Day 327 – Rejected (Again), Still Alive

Another rejection showed up in my inbox over the weekend. This time it was from American Short Fiction. I won’t lie. I was disappointed. American Short Fiction is one of my favorite literary journals and it’s based out of Austin so I had wishes and hopes heaped up on that submission. An acceptance from them would’ve really made my day or year really. Anyway, I got over it quickly because my vacuum cleaner broke and that was much more disruptive and emotionally taxing than a rejection letter. I am starting to wonder if I should revise my piece though. It didn’t feel quite at it’s peak when I sent it out. More resolution was needed at the end. I sent it out anyway because I needed to move on to my next project. The revision will have...
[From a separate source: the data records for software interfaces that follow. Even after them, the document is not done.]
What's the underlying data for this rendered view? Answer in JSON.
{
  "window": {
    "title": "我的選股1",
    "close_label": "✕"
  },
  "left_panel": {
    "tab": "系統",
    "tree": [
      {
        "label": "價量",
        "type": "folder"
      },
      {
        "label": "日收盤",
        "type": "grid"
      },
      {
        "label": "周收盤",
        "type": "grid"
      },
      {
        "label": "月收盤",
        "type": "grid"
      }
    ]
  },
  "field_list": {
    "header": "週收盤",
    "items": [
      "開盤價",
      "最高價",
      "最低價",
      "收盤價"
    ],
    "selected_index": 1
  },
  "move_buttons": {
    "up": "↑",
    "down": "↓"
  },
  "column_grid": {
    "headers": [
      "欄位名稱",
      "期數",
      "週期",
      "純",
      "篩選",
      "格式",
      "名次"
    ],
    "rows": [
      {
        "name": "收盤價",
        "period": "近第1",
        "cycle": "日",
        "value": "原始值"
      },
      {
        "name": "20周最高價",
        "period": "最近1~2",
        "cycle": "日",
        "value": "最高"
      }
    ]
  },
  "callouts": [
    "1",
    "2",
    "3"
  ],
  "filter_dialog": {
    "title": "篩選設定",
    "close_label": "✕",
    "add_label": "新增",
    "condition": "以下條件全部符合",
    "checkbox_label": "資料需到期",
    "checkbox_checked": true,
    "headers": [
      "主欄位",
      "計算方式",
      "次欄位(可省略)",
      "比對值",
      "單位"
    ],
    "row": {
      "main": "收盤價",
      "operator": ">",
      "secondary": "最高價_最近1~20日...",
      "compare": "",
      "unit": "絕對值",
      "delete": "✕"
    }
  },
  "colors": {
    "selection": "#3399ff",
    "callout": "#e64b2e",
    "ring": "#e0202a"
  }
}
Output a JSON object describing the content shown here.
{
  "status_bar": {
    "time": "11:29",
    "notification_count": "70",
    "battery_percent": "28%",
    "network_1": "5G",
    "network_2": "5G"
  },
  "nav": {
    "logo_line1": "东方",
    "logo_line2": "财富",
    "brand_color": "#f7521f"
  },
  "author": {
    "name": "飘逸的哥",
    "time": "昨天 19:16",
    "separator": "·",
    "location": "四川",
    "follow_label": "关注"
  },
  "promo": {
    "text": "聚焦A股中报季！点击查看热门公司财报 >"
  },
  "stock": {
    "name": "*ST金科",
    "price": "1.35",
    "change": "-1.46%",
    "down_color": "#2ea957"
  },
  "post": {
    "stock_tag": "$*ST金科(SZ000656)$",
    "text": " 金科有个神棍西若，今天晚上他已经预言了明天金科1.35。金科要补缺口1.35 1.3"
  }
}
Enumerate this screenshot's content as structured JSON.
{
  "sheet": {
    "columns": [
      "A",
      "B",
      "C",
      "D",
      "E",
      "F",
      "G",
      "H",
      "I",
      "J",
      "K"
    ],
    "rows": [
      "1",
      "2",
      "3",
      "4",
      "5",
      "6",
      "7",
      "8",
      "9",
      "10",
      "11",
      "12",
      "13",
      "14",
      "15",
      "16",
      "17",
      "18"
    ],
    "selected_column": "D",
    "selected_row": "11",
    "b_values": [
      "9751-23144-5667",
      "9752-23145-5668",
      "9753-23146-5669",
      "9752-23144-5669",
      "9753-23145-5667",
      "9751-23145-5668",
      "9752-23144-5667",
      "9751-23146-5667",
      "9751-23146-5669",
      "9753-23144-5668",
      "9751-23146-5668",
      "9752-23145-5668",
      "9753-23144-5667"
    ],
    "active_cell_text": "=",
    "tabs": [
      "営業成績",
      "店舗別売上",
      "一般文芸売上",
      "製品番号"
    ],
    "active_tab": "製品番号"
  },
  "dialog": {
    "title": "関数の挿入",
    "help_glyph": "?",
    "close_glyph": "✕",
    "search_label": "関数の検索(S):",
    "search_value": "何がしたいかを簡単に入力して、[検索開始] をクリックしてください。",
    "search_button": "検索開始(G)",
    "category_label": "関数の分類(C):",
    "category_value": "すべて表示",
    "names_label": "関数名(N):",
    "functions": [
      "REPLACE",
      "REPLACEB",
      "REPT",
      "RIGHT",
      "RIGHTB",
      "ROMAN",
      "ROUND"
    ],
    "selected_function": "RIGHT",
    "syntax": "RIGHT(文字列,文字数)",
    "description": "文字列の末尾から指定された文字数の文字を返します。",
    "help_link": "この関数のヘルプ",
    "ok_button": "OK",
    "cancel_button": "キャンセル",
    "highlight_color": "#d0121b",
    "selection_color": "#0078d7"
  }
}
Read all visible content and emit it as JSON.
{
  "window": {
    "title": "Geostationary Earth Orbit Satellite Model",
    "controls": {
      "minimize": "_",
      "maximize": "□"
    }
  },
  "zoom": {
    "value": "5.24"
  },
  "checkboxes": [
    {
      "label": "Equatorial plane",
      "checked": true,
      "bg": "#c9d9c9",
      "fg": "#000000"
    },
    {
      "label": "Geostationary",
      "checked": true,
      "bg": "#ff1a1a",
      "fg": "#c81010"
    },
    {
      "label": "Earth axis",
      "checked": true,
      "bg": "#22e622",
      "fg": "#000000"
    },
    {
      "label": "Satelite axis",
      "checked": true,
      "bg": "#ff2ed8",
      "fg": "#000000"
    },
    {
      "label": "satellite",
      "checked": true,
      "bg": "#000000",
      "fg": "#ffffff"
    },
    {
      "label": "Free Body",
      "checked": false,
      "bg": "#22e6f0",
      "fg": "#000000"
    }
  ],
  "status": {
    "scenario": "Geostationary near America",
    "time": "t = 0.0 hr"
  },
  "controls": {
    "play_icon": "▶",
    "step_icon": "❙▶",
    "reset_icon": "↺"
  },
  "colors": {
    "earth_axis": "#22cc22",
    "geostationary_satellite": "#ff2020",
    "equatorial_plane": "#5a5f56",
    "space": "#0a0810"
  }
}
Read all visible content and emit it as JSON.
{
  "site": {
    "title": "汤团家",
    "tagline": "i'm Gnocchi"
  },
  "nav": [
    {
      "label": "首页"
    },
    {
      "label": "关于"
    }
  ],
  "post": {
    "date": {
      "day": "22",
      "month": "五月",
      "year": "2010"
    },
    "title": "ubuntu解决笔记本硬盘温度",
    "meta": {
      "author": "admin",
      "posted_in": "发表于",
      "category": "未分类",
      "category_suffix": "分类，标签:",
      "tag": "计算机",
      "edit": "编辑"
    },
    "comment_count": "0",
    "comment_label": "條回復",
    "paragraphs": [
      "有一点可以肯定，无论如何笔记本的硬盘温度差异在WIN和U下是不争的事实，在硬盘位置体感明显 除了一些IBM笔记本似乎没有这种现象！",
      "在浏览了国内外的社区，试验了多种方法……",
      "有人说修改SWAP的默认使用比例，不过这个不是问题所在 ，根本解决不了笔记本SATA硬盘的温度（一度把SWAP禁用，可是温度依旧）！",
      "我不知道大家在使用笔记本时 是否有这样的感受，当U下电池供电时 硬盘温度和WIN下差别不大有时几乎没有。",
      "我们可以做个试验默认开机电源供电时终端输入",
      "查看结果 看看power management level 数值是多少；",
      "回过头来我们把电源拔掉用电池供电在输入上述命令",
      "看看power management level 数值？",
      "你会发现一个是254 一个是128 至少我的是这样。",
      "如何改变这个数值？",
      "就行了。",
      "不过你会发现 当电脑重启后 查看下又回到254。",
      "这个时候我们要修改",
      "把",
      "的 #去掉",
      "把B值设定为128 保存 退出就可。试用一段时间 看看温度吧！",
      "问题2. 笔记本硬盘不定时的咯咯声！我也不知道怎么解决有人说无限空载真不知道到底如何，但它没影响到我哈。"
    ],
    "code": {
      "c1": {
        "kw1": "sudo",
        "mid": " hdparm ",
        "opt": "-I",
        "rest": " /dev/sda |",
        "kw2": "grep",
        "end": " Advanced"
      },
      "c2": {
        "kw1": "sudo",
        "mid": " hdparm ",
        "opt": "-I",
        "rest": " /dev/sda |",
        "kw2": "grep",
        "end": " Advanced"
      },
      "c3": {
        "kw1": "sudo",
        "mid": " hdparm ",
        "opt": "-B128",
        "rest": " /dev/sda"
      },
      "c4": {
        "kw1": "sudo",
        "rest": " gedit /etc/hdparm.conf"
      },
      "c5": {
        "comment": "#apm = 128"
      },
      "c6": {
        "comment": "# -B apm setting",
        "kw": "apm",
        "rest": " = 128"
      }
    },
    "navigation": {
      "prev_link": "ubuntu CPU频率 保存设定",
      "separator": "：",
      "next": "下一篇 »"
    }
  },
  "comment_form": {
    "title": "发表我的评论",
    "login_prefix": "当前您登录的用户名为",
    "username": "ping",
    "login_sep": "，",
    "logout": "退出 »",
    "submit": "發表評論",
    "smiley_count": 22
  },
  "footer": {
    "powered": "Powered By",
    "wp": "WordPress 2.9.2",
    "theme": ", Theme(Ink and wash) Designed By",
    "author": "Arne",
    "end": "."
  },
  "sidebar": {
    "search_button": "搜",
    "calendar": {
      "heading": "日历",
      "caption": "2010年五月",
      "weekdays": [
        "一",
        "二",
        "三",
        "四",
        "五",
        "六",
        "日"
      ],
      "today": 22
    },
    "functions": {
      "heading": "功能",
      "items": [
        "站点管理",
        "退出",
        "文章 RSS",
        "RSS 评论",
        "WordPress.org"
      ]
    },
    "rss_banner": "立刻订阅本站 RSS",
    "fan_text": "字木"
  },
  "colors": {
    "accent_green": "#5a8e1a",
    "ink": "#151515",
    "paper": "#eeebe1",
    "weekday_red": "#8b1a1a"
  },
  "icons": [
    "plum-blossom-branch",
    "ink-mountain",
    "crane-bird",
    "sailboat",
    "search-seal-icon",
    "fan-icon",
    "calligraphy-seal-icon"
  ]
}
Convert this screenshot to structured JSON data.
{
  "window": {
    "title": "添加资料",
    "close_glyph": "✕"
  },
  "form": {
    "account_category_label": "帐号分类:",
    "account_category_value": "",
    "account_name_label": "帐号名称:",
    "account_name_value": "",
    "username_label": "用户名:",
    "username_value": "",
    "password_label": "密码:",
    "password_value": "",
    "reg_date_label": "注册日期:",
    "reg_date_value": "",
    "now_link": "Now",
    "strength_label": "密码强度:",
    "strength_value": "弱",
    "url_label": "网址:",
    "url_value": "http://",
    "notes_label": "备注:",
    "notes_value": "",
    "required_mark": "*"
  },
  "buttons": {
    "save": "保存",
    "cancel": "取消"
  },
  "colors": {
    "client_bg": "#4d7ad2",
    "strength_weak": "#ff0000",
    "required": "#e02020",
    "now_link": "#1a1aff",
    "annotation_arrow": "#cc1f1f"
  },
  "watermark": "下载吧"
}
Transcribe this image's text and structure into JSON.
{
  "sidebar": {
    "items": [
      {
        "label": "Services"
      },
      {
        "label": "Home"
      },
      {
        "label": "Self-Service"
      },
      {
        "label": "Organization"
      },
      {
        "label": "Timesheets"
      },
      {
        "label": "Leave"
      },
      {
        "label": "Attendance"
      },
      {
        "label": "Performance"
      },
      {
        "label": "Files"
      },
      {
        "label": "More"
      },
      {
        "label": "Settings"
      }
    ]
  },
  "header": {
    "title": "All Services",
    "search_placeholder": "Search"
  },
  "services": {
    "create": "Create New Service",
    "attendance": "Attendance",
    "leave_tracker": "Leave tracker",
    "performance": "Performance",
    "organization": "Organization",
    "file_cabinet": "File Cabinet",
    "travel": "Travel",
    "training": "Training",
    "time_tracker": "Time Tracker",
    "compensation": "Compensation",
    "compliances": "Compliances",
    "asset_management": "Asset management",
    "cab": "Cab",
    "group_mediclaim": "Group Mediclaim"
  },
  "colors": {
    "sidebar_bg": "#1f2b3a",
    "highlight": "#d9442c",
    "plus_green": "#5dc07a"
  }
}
Day 325 – Loneliness

Loneliness is on my mind lately. We are all alone in this world. In our bodies, we are alone. Nobody can truly touch you because you are not your body. You are something else, something immaterial, something untouchable. And yet that immaterial thing yearns to be touched, to be seen, to be understood. Writing is an attempt to do this, I think, to create a physical manifestation of  the immaterial, of thoughts, theories, and feelings. The result is usually only a fragmented mess of the actual thing, if you can really call it a thing at all. Fragments are inelegant. Fragments have gaps. Gaps need to filled. Filled by others and often they are filled with all the wrong things. A strange thing occurs then. You are thought to be seen, but you are not seen. Your clumsy...

Day 319 – One Rejection Closer to Acceptance

Every rejection letter brings you closer to an acceptance letter. I really truly believe that and because I do, I delight every time a piece is rejected. Another rejection letter arrived in my inbox yesterday morning. Before this project, I probably would’ve used each rejection as as a whip to lash myself with, proof that I CAN’T, that investing my time in writing is a foolish, irresponsible, EMBARRASSING, LAUGHABLE. That’s a choice though, a reality you choose. It’s also a reality that kept me from doing my best and sending work out for years and years and years. Or even sending work out that wasn’t my best because really? Are you ever “your best” and how would you even know if you were? Tomorrow, you might out write...

Day 313 – Occupation

Last week, I renewed my passport in preparation for our trip to England at the end of the month. There is a field on the application form for occupation. I stared at it for awhile then typed WRITER. In the past, this would make me panic because I have no proof that I’m a writer. No degree, no published body of work. NOTHING. No institution has deemed me a writer so I’ve felt like a giant fraud saying it. That didn’t happen this time though. I waited for the cringe and panic to come, but it didn’t. All I felt was calm and centered. I’m a writer. It’s a fact. Nobody can tell me otherwise. I mean, people can tell me I’m not, but I won’t believe them like I have in the past. Saying it out loud at parties isn’t...

Day 305 – Slow & Steady

My long project is moving along slowly and thoughtfully. I’ve been bolstered by my classmates. We’ve been so generous with one another. It feels good. I’m getting braver too to say what I mean and state my opinions and offer up advice on how to flesh out or restructure a manuscript to a group of women writers who are older than me. That bravery is paying off too. Not only are my classmates thanking me for my input, it’s improving my own work too. When I write, I write intuitively and every time I get something good, it feels like luck, a fluke. Definitely not something I can replicate. But after critiquing my classmates manuscript, I’m not sure that entirely true. I definitely calculate details through my manuscript, subtle little...